“An estimated 15 million babies are born too early every year. That is more than 1 in 10 babies.”
– World Health Organization
What is preterm labour?
Normal labour usually happens between 37 to 42 weeks in pregnancy. Preterm labour is labour that happens before 37 completed weeks. What’s worrisome is that preterm labour can lead to preterm birth (or early birth).
Some concerns for babies born too early (sometimes referred to as premature) may include problems with breathing, feeding, and staying warm. Some babies that are born too soon may need special care for only a short amount of time while others may have lifelong needs.
What are signs of preterm labour?
- Regular contractions that do not go away even when lying down or changing position
- Blood or fluid leaking from the vagina
- Pressure in the pelvis
- A feeling like the baby is pushing down
- A feeling like something is not right
Can preterm labour happen to me?
The answer is “yes”. Even when you are healthy and “doing everything right”, there is still a chance that preterm labour can happen to you. Some of the things known to increase your chances of having preterm labour include:
- Previous preterm birth
- Previous baby with low birth weight
- Being pregnant with more than one baby
- Major stress in your life
What should I do if I think I am in preterm labour?
Go to the hospital right away. You will need to be assessed by a doctor or midwife to confirm that you are in preterm labour.
What can I do to reduce the chance of preterm labour?
All the causes for preterm labour are not known yet research has shown that there are some things that can be done to reduce the chance of it happening.
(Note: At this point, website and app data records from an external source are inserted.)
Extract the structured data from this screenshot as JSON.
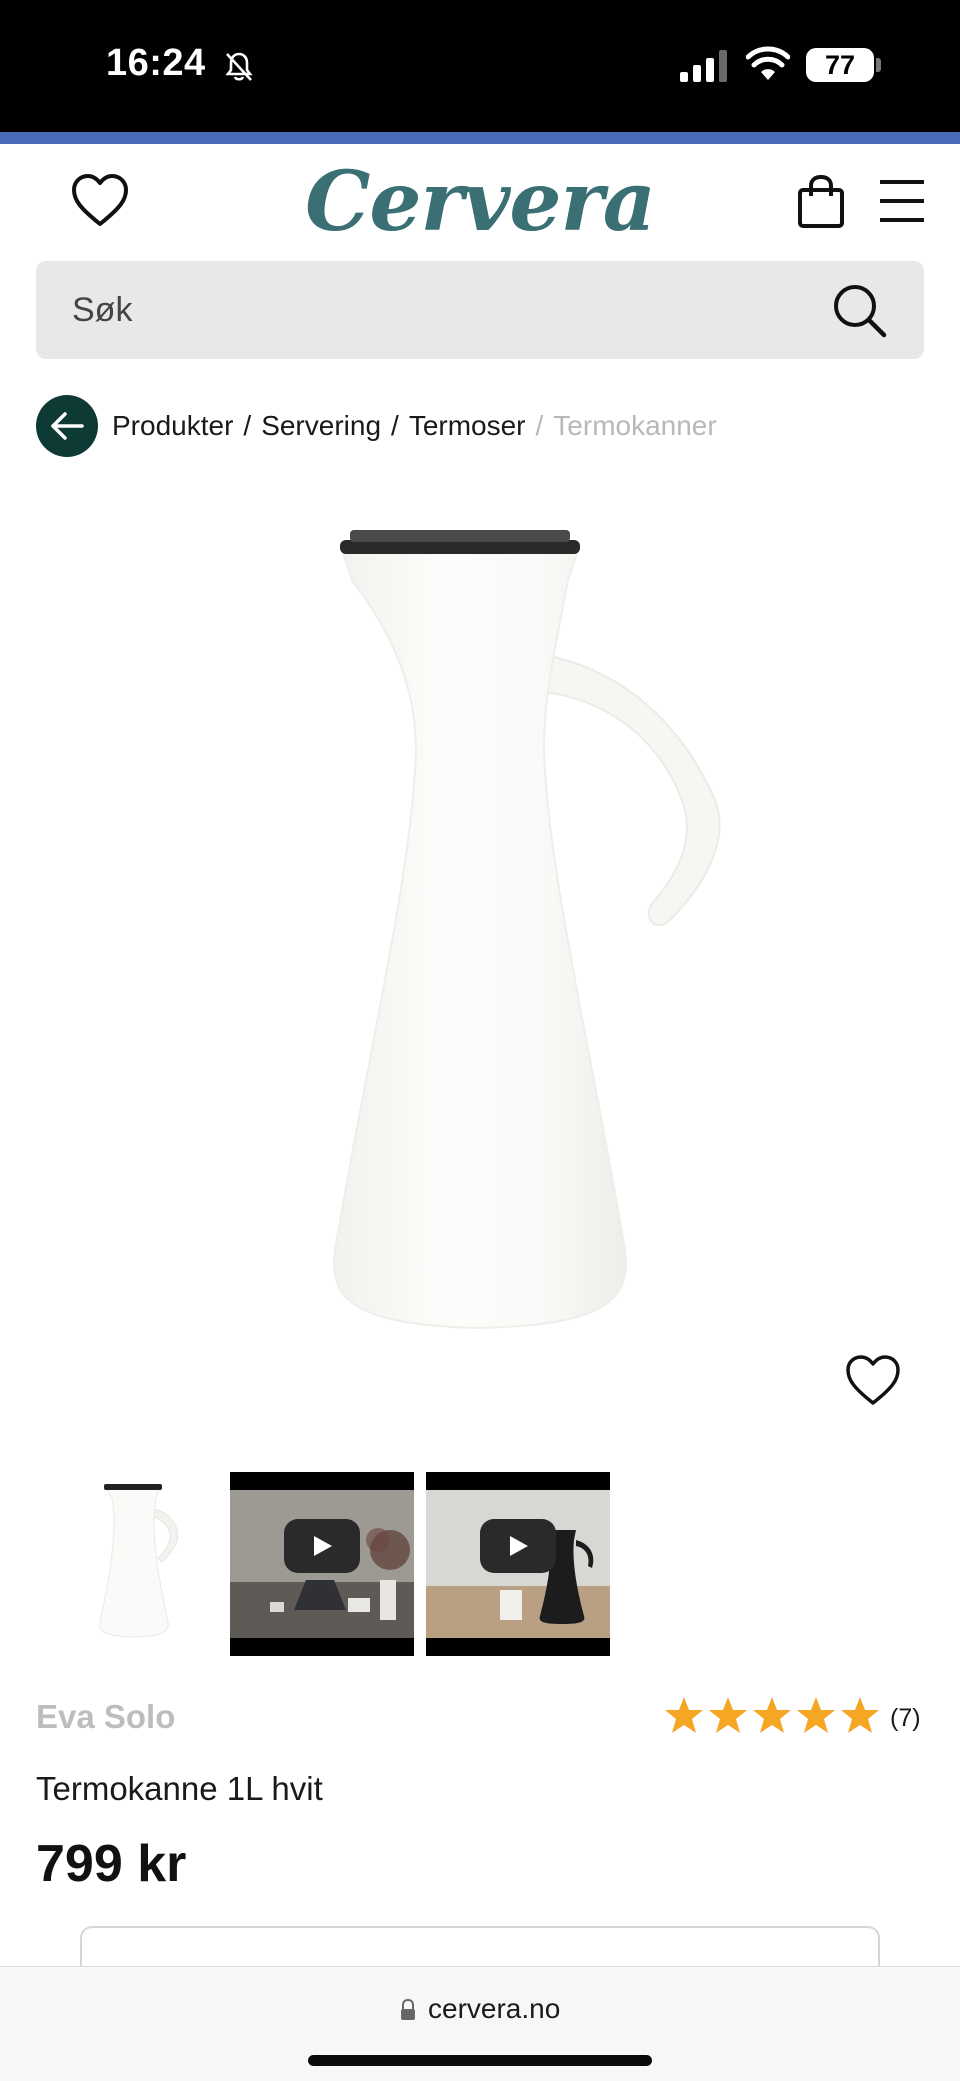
{
  "status_bar": {
    "time": "16:24",
    "battery": "77"
  },
  "header": {
    "logo": "Cervera",
    "brand_color": "#3a6f74"
  },
  "search": {
    "placeholder": "Søk"
  },
  "breadcrumb": {
    "items": [
      "Produkter",
      "Servering",
      "Termoser"
    ],
    "current": "Termokanner"
  },
  "thumbnails": [
    {
      "type": "image",
      "icon": "product-thumbnail"
    },
    {
      "type": "video",
      "icon": "play-icon"
    },
    {
      "type": "video",
      "icon": "play-icon"
    }
  ],
  "product": {
    "brand": "Eva Solo",
    "name": "Termokanne 1L hvit",
    "price": "799 kr",
    "rating": 5,
    "rating_max": 5,
    "review_count": "(7)",
    "star_color": "#f5a623"
  },
  "browser": {
    "url": "cervera.no"
  }
}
Some of these things are:
- Getting prenatal care as early as possible in your pregnancy and continuing to see your health care provider regularly
- Registering for an online or in-class prenatal program to learn about having a healthy pregnancy
- Eating healthy during pregnancy
- Quitting or decreasing the amount of smoking
- Avoiding standing for long periods of time
- Learning everything you can about preterm labour
If you have questions about preterm labour, be sure to speak with your health care provider.